At Higher Ground Brewery in Hamilton during lunch hour, I spoke with Selena Root.

"I am the bartender, waitress, everything," said Root.

She’s 34 and a Hamilton native. She voted for Trump, too.

"Our economy and our country is so far in debt right now. He’s a business man. He can turn that around, and I think a lot of people see that. You know he's owned companies and made billions."

Root was also motivated by his anti-establishment orientation.

"One thing I really liked about him was he was not part of the political party, he was an outsider. And he was a threat. And he needs to go in there and just clean house."

Everyone I talked to over the weekend was white, except for Fabian Davila, age 70, who owns and runs La Mas Fina Mexican Food Taqueria with his wife in Victor.

He says he identifies as, "Mexican-American — yeah. Part Indian. Part Kickapoo Indian."

And in this election, "I voted Democrat."

So how are you feeling right now? 

"I’m fine with the outcome of it. I’m good with the outcome. I mean I’m not gonna go protest or anything," Davila said.

Davila came to Montana as a migrant worker, and has a lot of Mexican-American family and friends around the country.

I asked him if he was concerned about Trump’s proposed immigration policies.

"They’re gonna have to all get together and make some kind of a law to make it work. For everybody. The people that are immigrating and the people that are elsewhere. So it makes a difference."

At the end of the day, I met Erin Belmont, who lives in Darby. She approached me.

"Liberal, socially progressive viewpoints from Ravalli County haven’t been put out there. And I don’t want the world thinking that Ravalli County is super conservative, anti-human being, because we’re not," Belmont said.

Belmont said that especially in small communities, everyone has to learn how to co-exist.

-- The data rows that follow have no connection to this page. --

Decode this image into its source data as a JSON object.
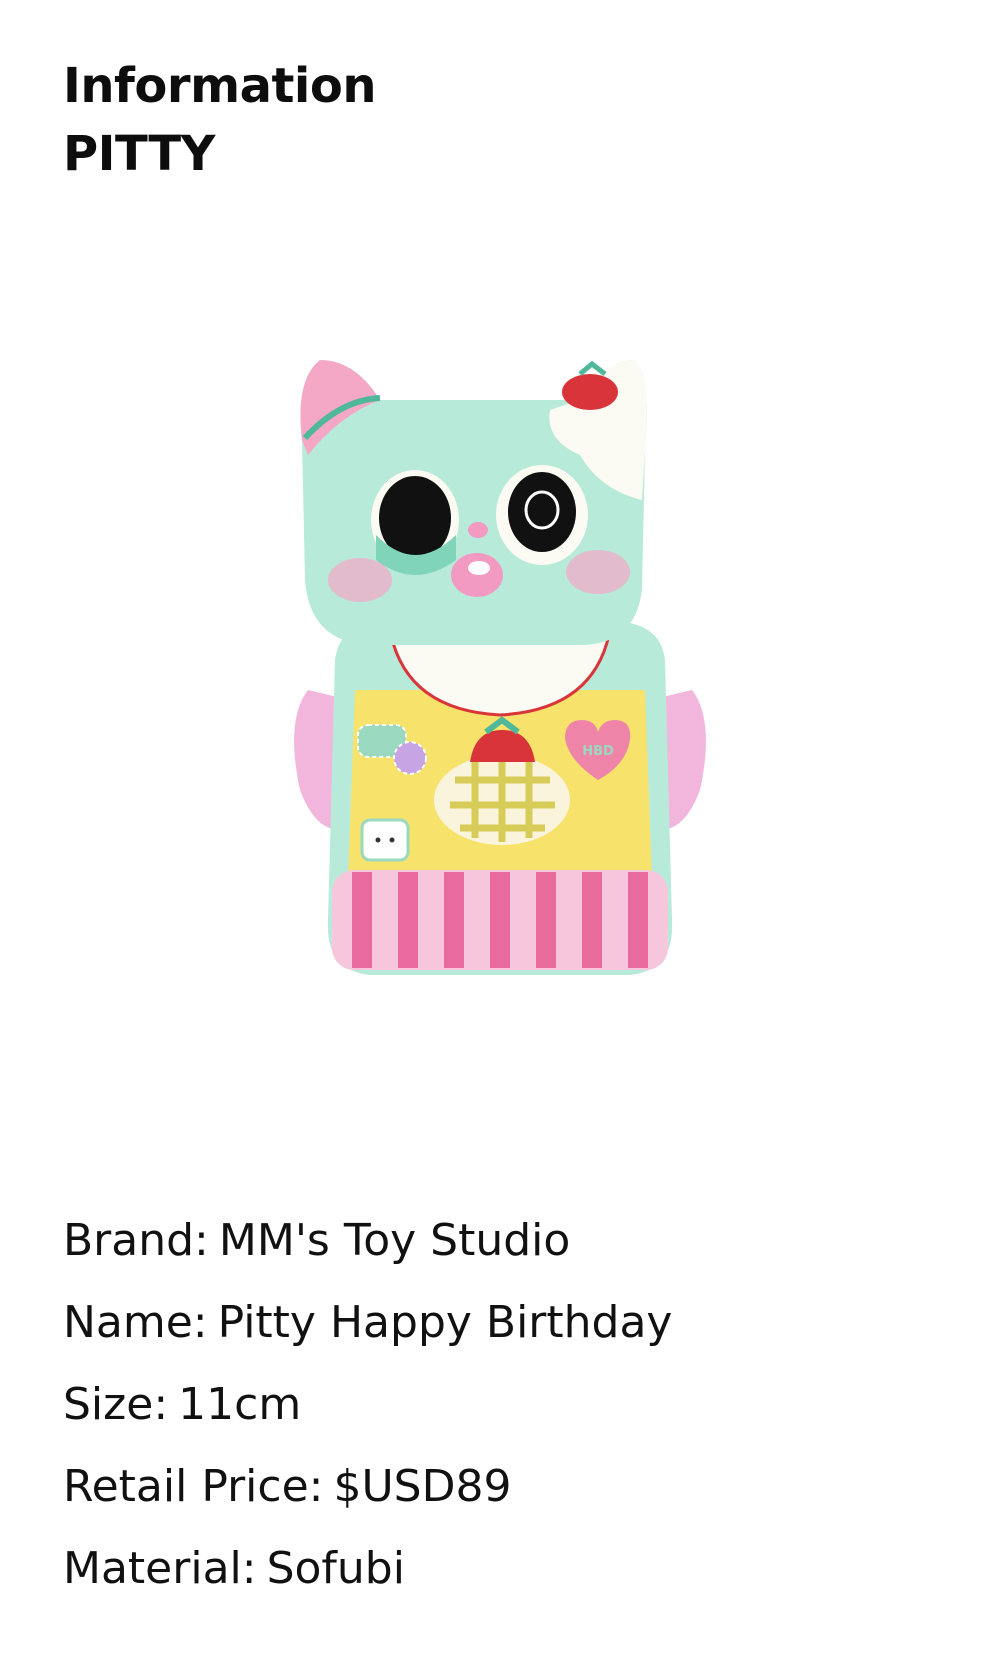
{
  "header": {
    "title": "Information",
    "subtitle": "PITTY"
  },
  "product_image": {
    "icon": "pitty-figure-illustration",
    "colors": {
      "mint": "#b8ead9",
      "pink": "#f4a8c6",
      "yellow": "#f7e36b",
      "stripe_pink": "#e96a9d",
      "strawberry": "#d9343a"
    },
    "badge_text": "HBD"
  },
  "details": [
    {
      "label": "Brand:",
      "value": "MM's Toy Studio"
    },
    {
      "label": "Name:",
      "value": "Pitty Happy Birthday"
    },
    {
      "label": "Size:",
      "value": "11cm"
    },
    {
      "label": "Retail Price:",
      "value": "$USD89"
    },
    {
      "label": "Material:",
      "value": "Sofubi"
    }
  ]
}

"A lot of times, living in a place where maybe politically you’re not aligned with your neighbor, you’re still neighbors. And, I really think that when it comes down to it, you can find a common thread with most any other human being. And I think that’s what I strive for. So, even if I don’t agree with your political views, I’m gonna find something that we can relate on."